Very few Carnatic composers have created as many operas as Venkata Kavi. While we are very well aware of Tyagaraja’s operas such as Prahlada bhakti vijayam and Nauka charitram, there has not been much awareness about Venkata Kavi’s operas despite the fact that Rangaramanuja Iyengar has mentioned it in his own book, “History of South Indian Music." He has stated very clearly that “Venkata Kavi’s works are the earliest available evidences of the opera having been adopted by Carnatic music.” Many of these are also available in published works such as Rasa ganam Vol 2 and 3.
While it has been observed earlier that Venkata Kavi has been deeply influenced by the Bhagavata mela tradition and culture, we are not sure whether he intended his operatic creations to be presented as Tamil Bhagavata mela performances (as opposed to Telugu). But an interesting observation to be noted here is that the Bhagavata mela was converted to Telugu only during King Ekoji’s rule (the first Maratha ruler of Tanjavur). But during the earlier Chola period, there were only two classifications of languages that were used in the Bhagavata mela – North and South Indian languages.
Compositions from different operas have been discovered so far wholly or partially. Some of the operas include
Language and Styles used in operas:
Venkata Kavi has composed all his operas in Tamil even though he was well versed with Sanskrit. The lyrical style, as discussed earlier, ranges from the high-profile to the simple colloquial and on many occasions, casual, depending on the context and the characters. This shows that he was highly familiar with the concept of dramatic creations where the characters were of foremost importance and had to be projected with utmost consistency.

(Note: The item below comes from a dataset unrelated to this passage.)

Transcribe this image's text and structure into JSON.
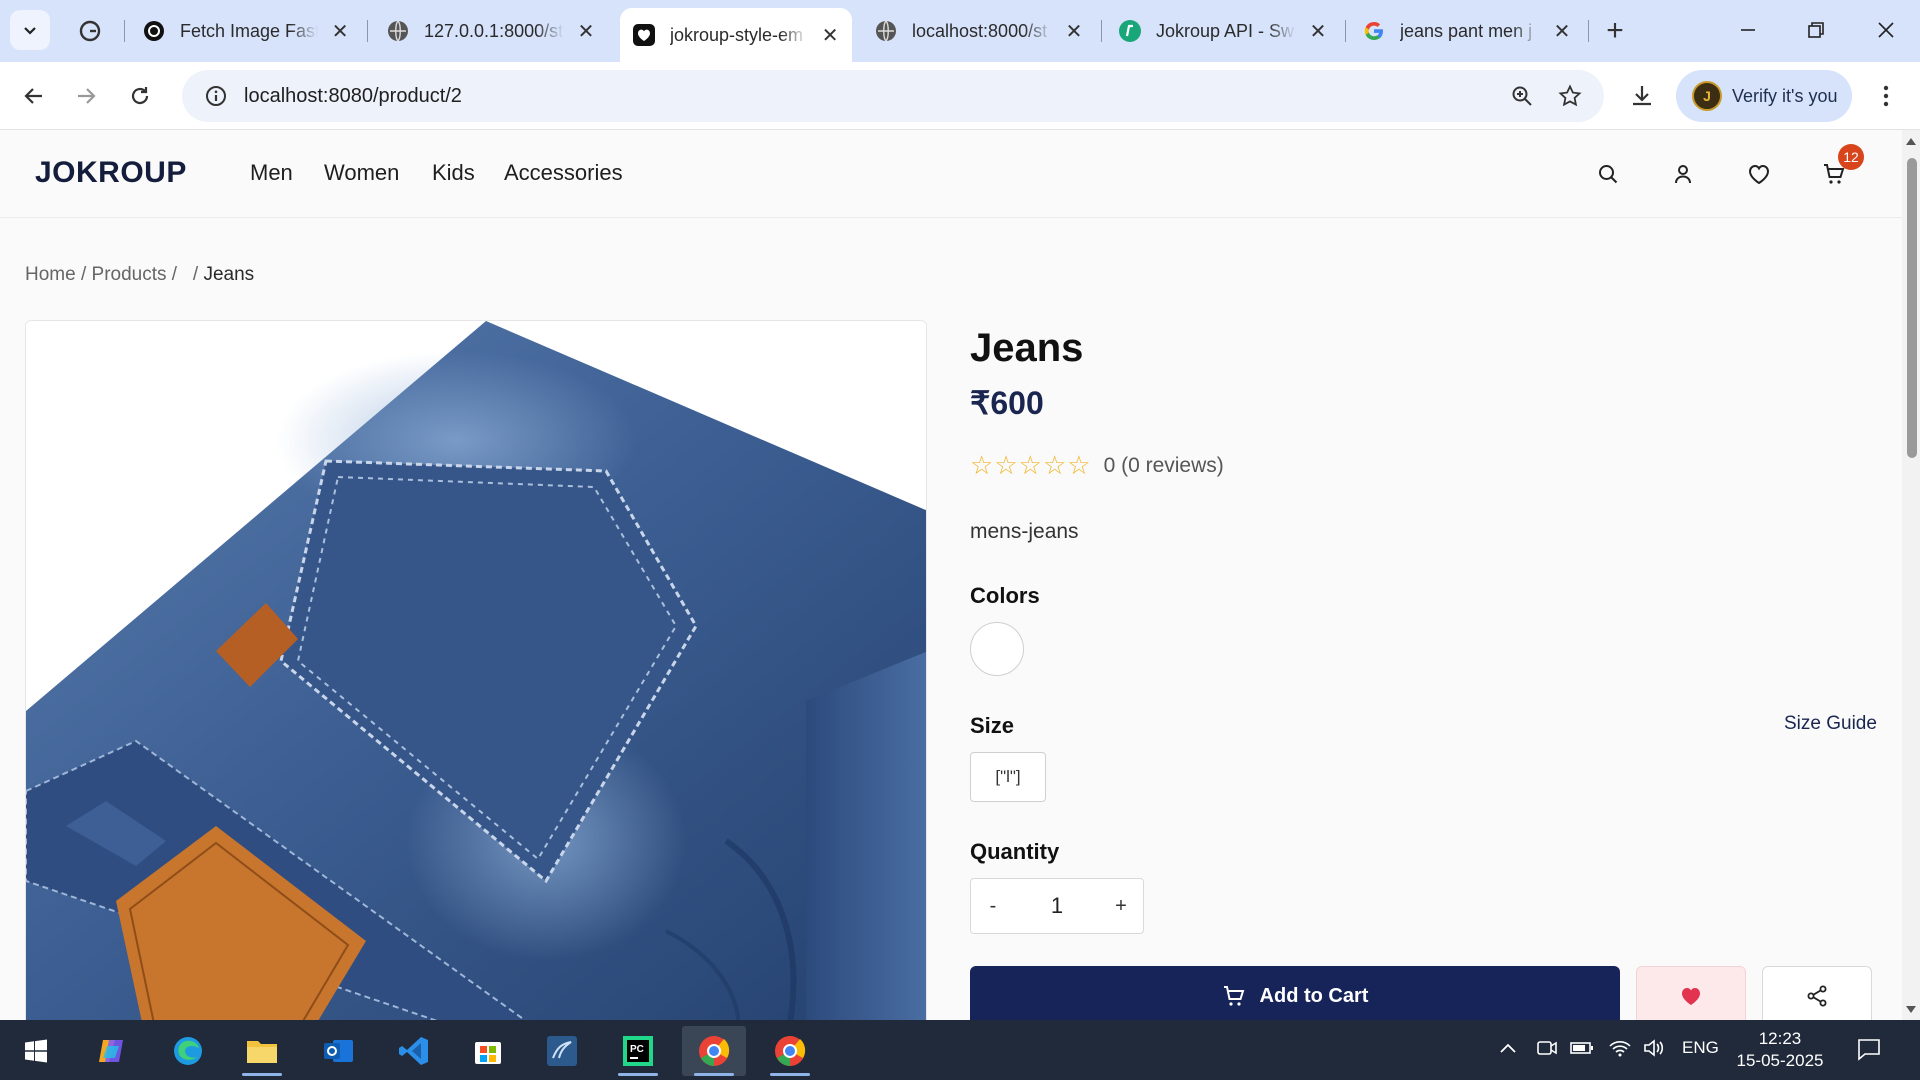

The available information and list of songs from some of the operas mentioned above have been shared in the upcoming menus.